→ **How to complete this task**
Would you return the entries below word for word?

→ **Listed records**
********

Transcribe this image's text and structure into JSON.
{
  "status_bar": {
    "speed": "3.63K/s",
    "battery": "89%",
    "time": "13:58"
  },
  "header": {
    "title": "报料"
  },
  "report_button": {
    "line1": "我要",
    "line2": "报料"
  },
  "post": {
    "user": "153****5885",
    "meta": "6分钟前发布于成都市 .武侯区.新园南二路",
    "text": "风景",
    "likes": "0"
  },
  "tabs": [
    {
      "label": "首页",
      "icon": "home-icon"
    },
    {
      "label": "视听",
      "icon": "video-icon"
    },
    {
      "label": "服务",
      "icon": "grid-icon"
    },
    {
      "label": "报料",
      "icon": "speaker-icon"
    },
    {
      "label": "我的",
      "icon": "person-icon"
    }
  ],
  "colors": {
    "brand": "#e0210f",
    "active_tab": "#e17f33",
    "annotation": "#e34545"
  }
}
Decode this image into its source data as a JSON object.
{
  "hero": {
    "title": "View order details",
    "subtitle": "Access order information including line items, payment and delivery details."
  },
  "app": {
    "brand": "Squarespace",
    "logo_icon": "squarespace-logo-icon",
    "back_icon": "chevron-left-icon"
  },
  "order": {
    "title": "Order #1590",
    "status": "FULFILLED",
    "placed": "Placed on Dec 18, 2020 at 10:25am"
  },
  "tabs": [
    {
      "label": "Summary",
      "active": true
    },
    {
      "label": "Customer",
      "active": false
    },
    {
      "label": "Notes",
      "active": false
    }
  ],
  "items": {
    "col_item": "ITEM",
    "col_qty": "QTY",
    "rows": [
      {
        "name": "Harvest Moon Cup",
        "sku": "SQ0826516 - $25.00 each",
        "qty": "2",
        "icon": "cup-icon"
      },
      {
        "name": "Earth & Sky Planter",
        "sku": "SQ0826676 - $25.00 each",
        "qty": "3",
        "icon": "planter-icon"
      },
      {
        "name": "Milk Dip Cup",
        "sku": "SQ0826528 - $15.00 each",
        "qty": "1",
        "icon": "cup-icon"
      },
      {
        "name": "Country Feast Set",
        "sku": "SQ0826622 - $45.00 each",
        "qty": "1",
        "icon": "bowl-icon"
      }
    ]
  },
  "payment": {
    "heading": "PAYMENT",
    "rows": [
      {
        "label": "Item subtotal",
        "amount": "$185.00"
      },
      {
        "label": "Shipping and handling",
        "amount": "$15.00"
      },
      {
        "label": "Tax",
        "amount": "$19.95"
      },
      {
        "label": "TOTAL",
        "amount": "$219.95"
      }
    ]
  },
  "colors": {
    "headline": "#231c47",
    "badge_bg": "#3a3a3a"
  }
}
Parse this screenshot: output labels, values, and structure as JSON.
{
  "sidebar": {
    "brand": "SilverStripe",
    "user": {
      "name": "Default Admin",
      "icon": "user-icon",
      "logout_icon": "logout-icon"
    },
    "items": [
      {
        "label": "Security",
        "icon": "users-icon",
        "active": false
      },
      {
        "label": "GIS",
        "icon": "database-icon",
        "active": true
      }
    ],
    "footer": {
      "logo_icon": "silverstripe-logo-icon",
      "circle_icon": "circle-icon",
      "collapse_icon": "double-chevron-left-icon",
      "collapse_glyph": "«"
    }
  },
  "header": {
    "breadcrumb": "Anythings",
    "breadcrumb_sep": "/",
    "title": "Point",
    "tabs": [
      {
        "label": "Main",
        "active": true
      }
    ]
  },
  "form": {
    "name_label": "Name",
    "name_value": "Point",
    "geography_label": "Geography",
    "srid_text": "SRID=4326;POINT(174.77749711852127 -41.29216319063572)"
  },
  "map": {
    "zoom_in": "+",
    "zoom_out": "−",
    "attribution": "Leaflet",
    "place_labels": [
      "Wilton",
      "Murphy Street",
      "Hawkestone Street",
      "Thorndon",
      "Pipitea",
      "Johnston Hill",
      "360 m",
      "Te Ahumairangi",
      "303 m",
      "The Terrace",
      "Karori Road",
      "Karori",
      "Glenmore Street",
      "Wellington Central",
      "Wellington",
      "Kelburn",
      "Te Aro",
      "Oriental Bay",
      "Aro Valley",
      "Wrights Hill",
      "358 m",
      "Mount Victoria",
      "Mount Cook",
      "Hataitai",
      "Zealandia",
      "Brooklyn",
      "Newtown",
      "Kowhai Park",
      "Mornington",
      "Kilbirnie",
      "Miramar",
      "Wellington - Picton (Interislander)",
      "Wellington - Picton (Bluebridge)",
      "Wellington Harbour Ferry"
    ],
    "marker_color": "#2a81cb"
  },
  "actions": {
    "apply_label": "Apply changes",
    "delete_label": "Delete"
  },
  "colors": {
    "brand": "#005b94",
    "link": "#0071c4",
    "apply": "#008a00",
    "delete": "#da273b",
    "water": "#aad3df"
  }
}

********

→ **Exercise output**
Transcribe this image's text and structure into JSON.
{
  "status_bar": {
    "speed": "3.63K/s",
    "battery": "89%",
    "time": "13:58"
  },
  "header": {
    "title": "报料"
  },
  "report_button": {
    "line1": "我要",
    "line2": "报料"
  },
  "post": {
    "user": "153****5885",
    "meta": "6分钟前发布于成都市 .武侯区.新园南二路",
    "text": "风景",
    "likes": "0"
  },
  "tabs": [
    {
      "label": "首页",
      "icon": "home-icon"
    },
    {
      "label": "视听",
      "icon": "video-icon"
    },
    {
      "label": "服务",
      "icon": "grid-icon"
    },
    {
      "label": "报料",
      "icon": "speaker-icon"
    },
    {
      "label": "我的",
      "icon": "person-icon"
    }
  ],
  "colors": {
    "brand": "#e0210f",
    "active_tab": "#e17f33",
    "annotation": "#e34545"
  }
}
Decode this image into its source data as a JSON object.
{
  "hero": {
    "title": "View order details",
    "subtitle": "Access order information including line items, payment and delivery details."
  },
  "app": {
    "brand": "Squarespace",
    "logo_icon": "squarespace-logo-icon",
    "back_icon": "chevron-left-icon"
  },
  "order": {
    "title": "Order #1590",
    "status": "FULFILLED",
    "placed": "Placed on Dec 18, 2020 at 10:25am"
  },
  "tabs": [
    {
      "label": "Summary",
      "active": true
    },
    {
      "label": "Customer",
      "active": false
    },
    {
      "label": "Notes",
      "active": false
    }
  ],
  "items": {
    "col_item": "ITEM",
    "col_qty": "QTY",
    "rows": [
      {
        "name": "Harvest Moon Cup",
        "sku": "SQ0826516 - $25.00 each",
        "qty": "2",
        "icon": "cup-icon"
      },
      {
        "name": "Earth & Sky Planter",
        "sku": "SQ0826676 - $25.00 each",
        "qty": "3",
        "icon": "planter-icon"
      },
      {
        "name": "Milk Dip Cup",
        "sku": "SQ0826528 - $15.00 each",
        "qty": "1",
        "icon": "cup-icon"
      },
      {
        "name": "Country Feast Set",
        "sku": "SQ0826622 - $45.00 each",
        "qty": "1",
        "icon": "bowl-icon"
      }
    ]
  },
  "payment": {
    "heading": "PAYMENT",
    "rows": [
      {
        "label": "Item subtotal",
        "amount": "$185.00"
      },
      {
        "label": "Shipping and handling",
        "amount": "$15.00"
      },
      {
        "label": "Tax",
        "amount": "$19.95"
      },
      {
        "label": "TOTAL",
        "amount": "$219.95"
      }
    ]
  },
  "colors": {
    "headline": "#231c47",
    "badge_bg": "#3a3a3a"
  }
}
Parse this screenshot: output labels, values, and structure as JSON.
{
  "sidebar": {
    "brand": "SilverStripe",
    "user": {
      "name": "Default Admin",
      "icon": "user-icon",
      "logout_icon": "logout-icon"
    },
    "items": [
      {
        "label": "Security",
        "icon": "users-icon",
        "active": false
      },
      {
        "label": "GIS",
        "icon": "database-icon",
        "active": true
      }
    ],
    "footer": {
      "logo_icon": "silverstripe-logo-icon",
      "circle_icon": "circle-icon",
      "collapse_icon": "double-chevron-left-icon",
      "collapse_glyph": "«"
    }
  },
  "header": {
    "breadcrumb": "Anythings",
    "breadcrumb_sep": "/",
    "title": "Point",
    "tabs": [
      {
        "label": "Main",
        "active": true
      }
    ]
  },
  "form": {
    "name_label": "Name",
    "name_value": "Point",
    "geography_label": "Geography",
    "srid_text": "SRID=4326;POINT(174.77749711852127 -41.29216319063572)"
  },
  "map": {
    "zoom_in": "+",
    "zoom_out": "−",
    "attribution": "Leaflet",
    "place_labels": [
      "Wilton",
      "Murphy Street",
      "Hawkestone Street",
      "Thorndon",
      "Pipitea",
      "Johnston Hill",
      "360 m",
      "Te Ahumairangi",
      "303 m",
      "The Terrace",
      "Karori Road",
      "Karori",
      "Glenmore Street",
      "Wellington Central",
      "Wellington",
      "Kelburn",
      "Te Aro",
      "Oriental Bay",
      "Aro Valley",
      "Wrights Hill",
      "358 m",
      "Mount Victoria",
      "Mount Cook",
      "Hataitai",
      "Zealandia",
      "Brooklyn",
      "Newtown",
      "Kowhai Park",
      "Mornington",
      "Kilbirnie",
      "Miramar",
      "Wellington - Picton (Interislander)",
      "Wellington - Picton (Bluebridge)",
      "Wellington Harbour Ferry"
    ],
    "marker_color": "#2a81cb"
  },
  "actions": {
    "apply_label": "Apply changes",
    "delete_label": "Delete"
  },
  "colors": {
    "brand": "#005b94",
    "link": "#0071c4",
    "apply": "#008a00",
    "delete": "#da273b",
    "water": "#aad3df"
  }
}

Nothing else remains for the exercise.